Look for the word "this" in the entries and copy each line where it appears.

DATA LISTING: Begin

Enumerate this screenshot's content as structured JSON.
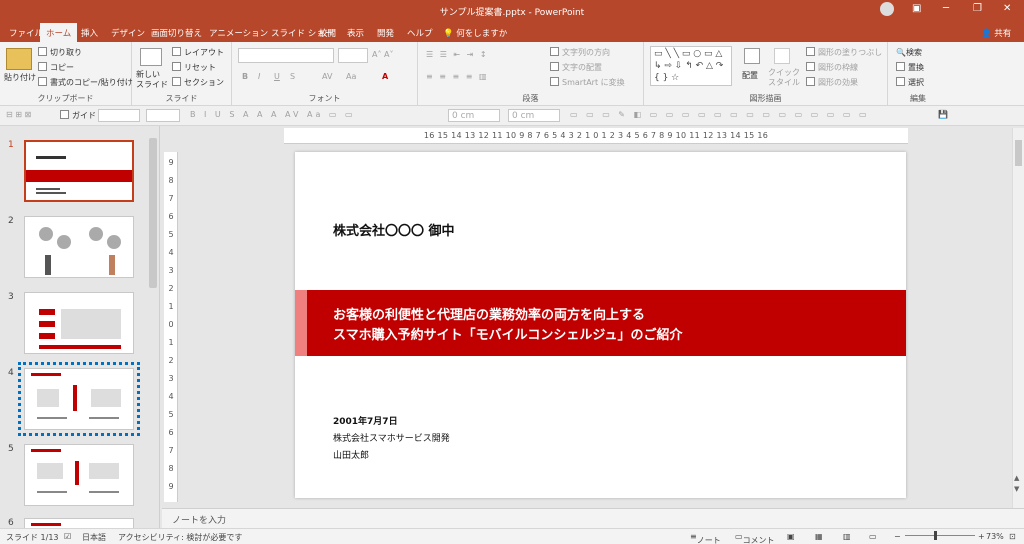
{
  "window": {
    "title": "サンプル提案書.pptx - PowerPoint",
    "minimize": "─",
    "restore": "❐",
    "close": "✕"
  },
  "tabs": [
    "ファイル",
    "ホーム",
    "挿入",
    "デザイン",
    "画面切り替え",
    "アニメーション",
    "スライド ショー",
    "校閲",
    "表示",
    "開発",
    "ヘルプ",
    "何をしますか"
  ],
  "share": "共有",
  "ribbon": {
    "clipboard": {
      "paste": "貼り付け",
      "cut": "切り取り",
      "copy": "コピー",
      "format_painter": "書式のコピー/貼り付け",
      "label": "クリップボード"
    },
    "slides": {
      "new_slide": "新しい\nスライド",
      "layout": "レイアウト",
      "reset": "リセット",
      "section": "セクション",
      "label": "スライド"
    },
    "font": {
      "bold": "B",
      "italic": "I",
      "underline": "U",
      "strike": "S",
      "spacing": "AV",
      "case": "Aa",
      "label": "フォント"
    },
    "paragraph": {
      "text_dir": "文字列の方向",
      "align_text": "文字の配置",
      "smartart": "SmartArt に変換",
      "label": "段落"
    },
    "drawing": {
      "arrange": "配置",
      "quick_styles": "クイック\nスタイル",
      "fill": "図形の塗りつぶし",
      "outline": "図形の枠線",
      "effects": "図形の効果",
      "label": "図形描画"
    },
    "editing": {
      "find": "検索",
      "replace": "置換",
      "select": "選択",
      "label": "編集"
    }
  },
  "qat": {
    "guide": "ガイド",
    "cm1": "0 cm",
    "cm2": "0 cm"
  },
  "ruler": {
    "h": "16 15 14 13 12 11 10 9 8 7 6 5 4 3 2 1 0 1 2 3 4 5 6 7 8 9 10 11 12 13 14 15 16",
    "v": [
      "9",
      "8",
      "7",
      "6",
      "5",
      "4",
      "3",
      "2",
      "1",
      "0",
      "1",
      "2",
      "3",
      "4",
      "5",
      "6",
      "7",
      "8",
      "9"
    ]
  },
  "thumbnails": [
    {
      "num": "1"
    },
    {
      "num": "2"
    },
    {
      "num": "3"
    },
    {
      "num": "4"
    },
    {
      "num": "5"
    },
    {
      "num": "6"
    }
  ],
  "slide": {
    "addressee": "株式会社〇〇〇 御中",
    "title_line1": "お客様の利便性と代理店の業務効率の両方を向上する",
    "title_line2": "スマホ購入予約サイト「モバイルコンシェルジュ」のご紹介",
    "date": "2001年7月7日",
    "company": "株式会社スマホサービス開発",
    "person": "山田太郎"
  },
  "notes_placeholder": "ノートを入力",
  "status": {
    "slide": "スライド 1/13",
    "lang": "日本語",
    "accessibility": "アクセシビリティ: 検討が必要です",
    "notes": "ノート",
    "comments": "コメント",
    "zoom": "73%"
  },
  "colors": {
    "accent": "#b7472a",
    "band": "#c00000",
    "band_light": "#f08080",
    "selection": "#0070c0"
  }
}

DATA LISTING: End
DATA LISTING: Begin

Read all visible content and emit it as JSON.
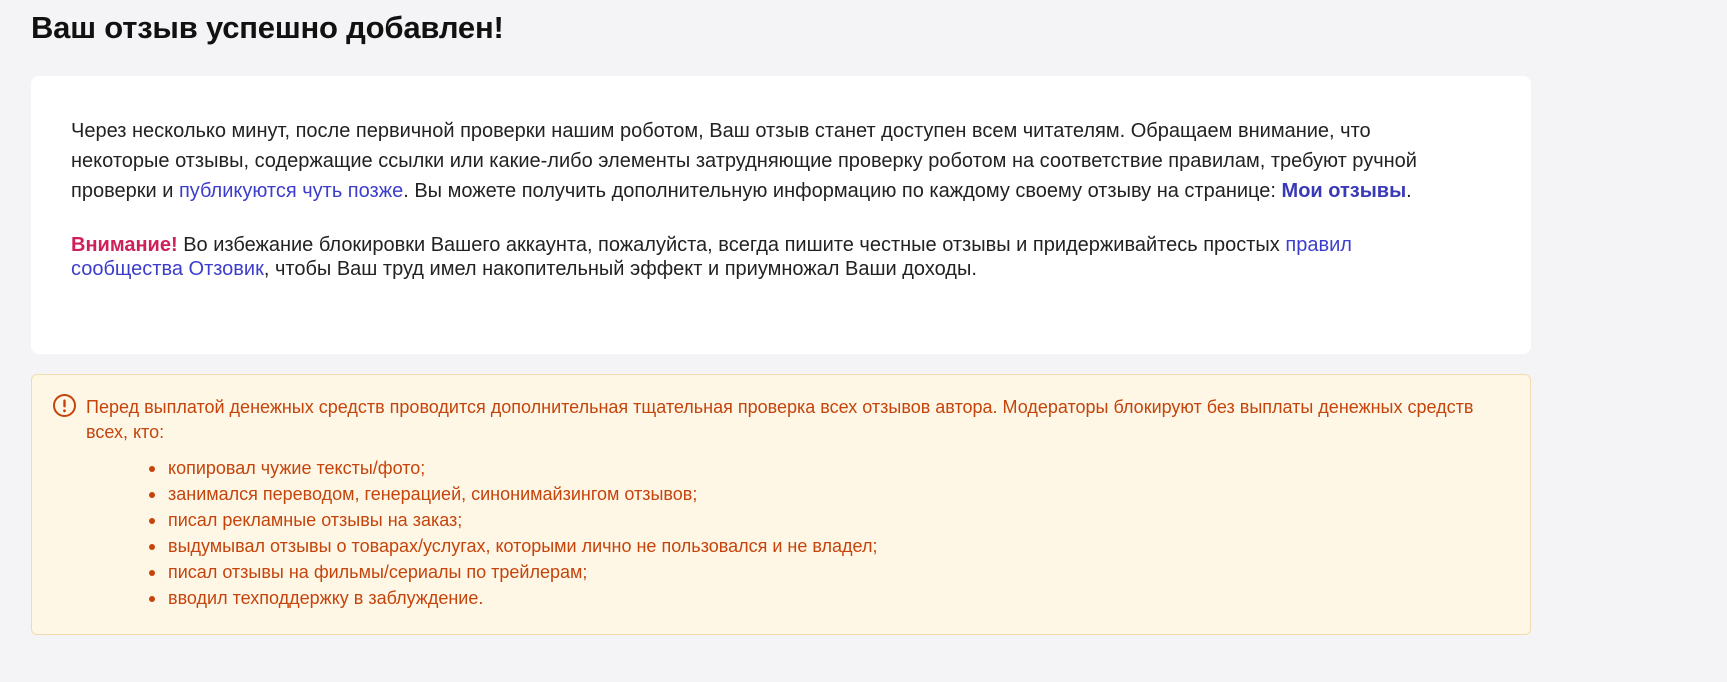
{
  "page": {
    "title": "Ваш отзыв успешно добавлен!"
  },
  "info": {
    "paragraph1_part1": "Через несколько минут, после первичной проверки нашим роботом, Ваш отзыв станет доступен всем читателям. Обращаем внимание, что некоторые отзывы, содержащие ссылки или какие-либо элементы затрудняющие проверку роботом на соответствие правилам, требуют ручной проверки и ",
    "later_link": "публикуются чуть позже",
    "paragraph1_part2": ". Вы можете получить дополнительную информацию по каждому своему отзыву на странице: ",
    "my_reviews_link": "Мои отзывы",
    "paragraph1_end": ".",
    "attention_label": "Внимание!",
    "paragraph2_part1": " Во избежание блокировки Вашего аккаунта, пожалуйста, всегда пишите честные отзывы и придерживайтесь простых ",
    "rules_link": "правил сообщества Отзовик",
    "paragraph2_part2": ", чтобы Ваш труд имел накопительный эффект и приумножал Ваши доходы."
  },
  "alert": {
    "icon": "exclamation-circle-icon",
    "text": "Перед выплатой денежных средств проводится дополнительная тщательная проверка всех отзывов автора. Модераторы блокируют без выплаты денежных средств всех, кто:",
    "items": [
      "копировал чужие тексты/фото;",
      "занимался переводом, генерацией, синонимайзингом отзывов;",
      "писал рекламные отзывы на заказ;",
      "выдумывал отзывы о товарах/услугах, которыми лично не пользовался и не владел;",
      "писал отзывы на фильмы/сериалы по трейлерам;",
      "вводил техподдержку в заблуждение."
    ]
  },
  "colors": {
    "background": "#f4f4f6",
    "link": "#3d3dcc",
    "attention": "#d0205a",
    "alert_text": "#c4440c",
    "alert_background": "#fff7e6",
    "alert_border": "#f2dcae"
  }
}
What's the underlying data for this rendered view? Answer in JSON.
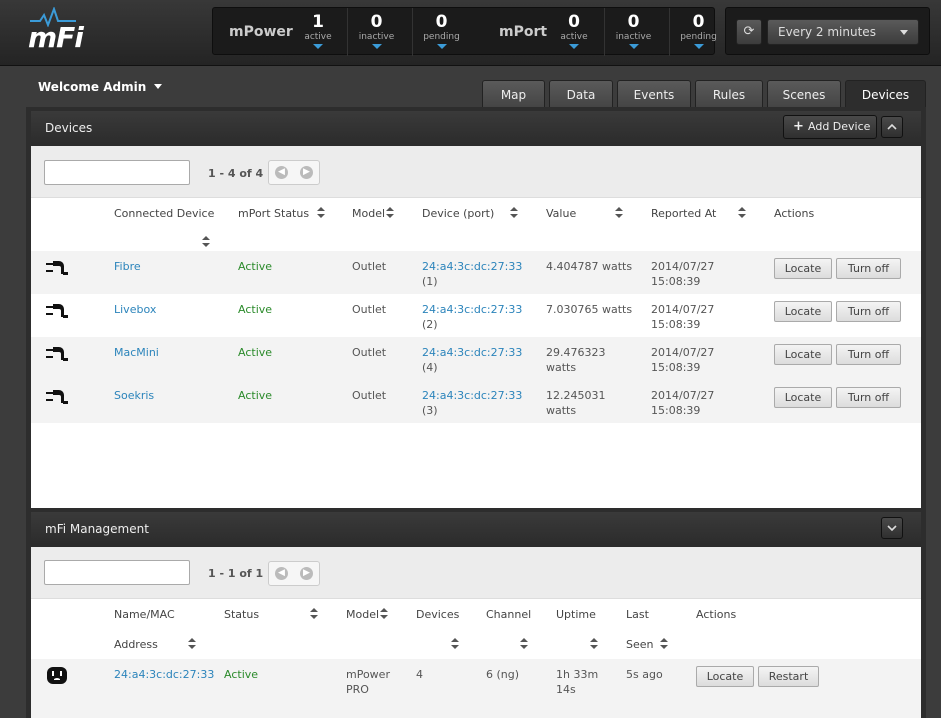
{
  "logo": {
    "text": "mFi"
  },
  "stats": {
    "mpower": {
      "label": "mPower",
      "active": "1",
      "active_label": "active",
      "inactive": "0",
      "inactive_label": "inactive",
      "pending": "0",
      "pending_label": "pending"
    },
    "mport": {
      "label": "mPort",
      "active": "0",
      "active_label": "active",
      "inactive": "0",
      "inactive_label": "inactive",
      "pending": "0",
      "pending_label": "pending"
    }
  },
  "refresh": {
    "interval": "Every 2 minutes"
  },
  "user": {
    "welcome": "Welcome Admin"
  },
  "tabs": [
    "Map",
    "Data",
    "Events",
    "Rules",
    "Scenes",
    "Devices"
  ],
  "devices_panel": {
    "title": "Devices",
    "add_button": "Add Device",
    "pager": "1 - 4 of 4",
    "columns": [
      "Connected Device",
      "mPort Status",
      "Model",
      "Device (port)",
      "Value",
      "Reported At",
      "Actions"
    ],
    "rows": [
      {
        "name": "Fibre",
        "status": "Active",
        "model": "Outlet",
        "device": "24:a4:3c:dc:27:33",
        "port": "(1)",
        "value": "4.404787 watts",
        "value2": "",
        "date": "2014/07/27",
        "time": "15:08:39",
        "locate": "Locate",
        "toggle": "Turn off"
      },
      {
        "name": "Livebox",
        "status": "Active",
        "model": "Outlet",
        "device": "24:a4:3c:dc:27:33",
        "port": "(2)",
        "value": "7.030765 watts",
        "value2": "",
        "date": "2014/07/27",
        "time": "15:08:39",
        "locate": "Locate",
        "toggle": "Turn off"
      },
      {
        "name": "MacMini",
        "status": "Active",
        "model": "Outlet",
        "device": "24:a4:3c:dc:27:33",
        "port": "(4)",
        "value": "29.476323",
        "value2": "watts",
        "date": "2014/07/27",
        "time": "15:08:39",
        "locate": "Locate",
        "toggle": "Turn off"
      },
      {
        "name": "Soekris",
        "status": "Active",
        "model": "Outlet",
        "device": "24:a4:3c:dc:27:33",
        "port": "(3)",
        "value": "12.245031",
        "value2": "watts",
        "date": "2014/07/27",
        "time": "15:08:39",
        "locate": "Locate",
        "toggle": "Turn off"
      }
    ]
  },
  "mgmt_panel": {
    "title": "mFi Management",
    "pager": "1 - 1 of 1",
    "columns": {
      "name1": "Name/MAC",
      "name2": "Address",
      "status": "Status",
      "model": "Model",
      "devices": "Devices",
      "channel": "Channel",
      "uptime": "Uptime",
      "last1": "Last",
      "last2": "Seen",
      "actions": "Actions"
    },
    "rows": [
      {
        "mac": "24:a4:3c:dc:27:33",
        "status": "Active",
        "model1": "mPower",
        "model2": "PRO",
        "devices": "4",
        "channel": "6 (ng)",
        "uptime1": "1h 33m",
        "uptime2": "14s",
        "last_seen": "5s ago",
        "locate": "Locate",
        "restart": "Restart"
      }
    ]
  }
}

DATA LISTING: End

EXERCISE OUTPUT:
Enumerate this screenshot's content as structured JSON.
What's the underlying data for this rendered view? Answer in JSON.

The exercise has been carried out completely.